One of the first to recognize the tourist potential of the Parry Sound area, in 1881 William Beatty had incorporated the Parry Sound Hotel Company Limited, with himself as president. The company constructed the imposing Belvidere Hotel, which overlooked Georgian Bay and catered to summer visitors until its destruction by fire in 1961. Beatty was also one of the organizers of the Parry Sound Colonization Railway, incorporated in 1885 to construct a line from the Northern and Pacific Junction Railway to Parry Sound. He served as vice-president of this venture until it was taken over by John Rudolphus Booth*, the Ottawa lumber baron, and his Canada Atlantic Railway in 1893.
William Beatty died in Parry Sound in 1898 after a lingering illness. The Parry Sound North Star best captured the sense of grief felt by local residents: “Truly he earned the endearing title of ‘Governor’ which was universally accorded him. . . . His reputation extended far beyond the borders of the town and district where his life’s work has been spent.” Beatty left his home, Minnewawa Grove, to his wife and a sizeable bequest to St James’ Methodist Church in Parry Sound.

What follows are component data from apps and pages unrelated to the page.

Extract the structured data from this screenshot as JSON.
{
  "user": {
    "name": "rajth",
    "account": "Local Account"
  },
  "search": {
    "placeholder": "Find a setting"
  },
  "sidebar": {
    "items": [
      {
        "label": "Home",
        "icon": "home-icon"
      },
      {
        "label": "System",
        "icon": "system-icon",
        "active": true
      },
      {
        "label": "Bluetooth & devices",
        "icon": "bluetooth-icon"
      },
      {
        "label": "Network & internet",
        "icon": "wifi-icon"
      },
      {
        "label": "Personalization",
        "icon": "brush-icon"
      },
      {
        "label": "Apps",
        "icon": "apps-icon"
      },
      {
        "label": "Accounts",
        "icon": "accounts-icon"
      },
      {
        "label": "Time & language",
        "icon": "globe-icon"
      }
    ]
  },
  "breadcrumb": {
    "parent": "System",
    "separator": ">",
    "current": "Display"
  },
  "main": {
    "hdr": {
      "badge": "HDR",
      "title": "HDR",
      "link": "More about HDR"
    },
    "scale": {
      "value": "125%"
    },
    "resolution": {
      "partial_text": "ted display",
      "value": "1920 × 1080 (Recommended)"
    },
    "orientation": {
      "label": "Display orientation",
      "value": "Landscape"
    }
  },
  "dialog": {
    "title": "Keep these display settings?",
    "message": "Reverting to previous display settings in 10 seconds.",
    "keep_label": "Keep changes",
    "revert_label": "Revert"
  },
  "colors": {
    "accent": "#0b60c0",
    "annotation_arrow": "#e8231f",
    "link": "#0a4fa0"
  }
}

The rest of his estate was divided between his five children and his will stipulated that his heirs could carry on his business or wind it up. In 1904 the William Beatty Company Limited was incorporated, with members of the immediate family as directors, to provide for the management of his general store and coal business. Ten years later a second company, William Beatty Lands and Timber Limited, was incorporated to handle the sale of the property and timber left by Beatty. Both are still active corporations.
AO, RG 55, I-2-B, liber 5: f.42; liber 14: f.37. Ont., Legislative Library (Toronto), Newspaper Hansard, 11 Jan. 1868 (mfm. at AO); Ministry of Consumer and Commercial Relations, Companies Branch, Corporate Search Office (Toronto), Corporation files C-4171, C-12284. Parry Sound Land Registry Office (Parry Sound, Ont.), Will of William Beatty. Canada Gazette, 18 Sept. 1880. Canada Lumberman (Toronto), 20 (1899), no.1: 5; no.3: 5 (mfm. at AO). Alexander Kirkwood and J. J. Murphy, The undeveloped lands in northern & western Ontario; information regarding resources, products and suitability for settlement . . . (Toronto, 1878). Thomas McMurray, The free grant lands of Canada, from practical experience of bush farming in the free grant districts of Muskoka and Parry Sound (Bracebridge, Ont., 1871). Ont., Statutes, 1884, c.78. W.W. Walker, By northern lakes; reminiscences of life in Ontario mission fields (Toronto, 1896). North Star (Parry Sound), 8 Dec. 1898. Canadian album (Cochrane and Hopkins), 3: 252. Guide book & atlas of Muskoka and Parry Sound districts, 1879 (Toronto, 1879; repr. Port Elgin, Ont., 1971). Globe and Mail, 5 March 1950: 15.